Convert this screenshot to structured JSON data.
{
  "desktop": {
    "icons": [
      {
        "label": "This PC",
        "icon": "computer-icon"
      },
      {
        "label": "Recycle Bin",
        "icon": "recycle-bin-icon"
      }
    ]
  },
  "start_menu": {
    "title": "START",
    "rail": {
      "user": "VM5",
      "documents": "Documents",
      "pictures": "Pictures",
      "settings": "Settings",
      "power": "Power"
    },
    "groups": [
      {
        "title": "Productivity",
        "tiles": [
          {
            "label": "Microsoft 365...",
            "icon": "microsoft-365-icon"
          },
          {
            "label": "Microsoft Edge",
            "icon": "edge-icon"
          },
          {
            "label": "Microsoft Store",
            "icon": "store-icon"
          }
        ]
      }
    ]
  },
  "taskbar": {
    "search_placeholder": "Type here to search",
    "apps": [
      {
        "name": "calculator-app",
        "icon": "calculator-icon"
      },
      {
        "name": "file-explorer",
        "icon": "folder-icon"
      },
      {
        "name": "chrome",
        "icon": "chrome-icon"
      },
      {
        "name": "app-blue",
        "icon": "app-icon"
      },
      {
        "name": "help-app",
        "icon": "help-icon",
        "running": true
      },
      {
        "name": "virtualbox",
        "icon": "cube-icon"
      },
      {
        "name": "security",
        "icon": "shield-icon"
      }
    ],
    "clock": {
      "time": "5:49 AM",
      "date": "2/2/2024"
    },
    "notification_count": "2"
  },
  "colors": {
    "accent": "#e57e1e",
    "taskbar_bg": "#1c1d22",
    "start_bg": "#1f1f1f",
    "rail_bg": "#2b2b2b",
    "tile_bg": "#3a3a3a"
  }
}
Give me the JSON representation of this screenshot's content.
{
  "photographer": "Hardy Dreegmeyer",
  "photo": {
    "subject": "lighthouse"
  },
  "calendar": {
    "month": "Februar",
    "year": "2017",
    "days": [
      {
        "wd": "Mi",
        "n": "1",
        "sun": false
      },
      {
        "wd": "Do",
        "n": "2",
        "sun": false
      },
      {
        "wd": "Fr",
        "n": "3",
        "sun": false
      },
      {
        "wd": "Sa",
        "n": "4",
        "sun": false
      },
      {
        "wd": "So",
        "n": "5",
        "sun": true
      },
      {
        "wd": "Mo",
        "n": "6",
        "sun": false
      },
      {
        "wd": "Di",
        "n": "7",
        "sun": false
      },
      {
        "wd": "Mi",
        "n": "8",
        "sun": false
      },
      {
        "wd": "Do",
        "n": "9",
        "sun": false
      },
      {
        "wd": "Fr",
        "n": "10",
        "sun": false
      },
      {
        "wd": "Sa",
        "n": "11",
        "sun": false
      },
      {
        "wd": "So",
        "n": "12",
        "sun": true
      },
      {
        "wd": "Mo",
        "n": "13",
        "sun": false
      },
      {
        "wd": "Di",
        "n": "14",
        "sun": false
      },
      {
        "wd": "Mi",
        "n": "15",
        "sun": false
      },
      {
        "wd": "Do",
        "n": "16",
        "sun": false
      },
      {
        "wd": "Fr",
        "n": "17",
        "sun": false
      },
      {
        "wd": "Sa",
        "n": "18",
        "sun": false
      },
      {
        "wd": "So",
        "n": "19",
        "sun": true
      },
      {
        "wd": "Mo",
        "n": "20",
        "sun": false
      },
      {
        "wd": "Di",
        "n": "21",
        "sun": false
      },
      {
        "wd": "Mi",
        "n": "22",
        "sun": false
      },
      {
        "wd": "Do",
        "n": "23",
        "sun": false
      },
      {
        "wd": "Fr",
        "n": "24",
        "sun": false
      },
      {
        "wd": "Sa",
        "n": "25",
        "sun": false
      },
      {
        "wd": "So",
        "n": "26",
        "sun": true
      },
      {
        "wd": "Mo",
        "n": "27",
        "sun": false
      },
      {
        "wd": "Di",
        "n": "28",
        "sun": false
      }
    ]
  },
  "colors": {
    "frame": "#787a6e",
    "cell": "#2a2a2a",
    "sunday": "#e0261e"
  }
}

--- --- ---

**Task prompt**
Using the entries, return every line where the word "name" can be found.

**Task output**
        "name": "calculator-app",
        "name": "file-explorer",
        "name": "chrome",
        "name": "app-blue",
        "name": "help-app",
        "name": "virtualbox",
        "name": "security",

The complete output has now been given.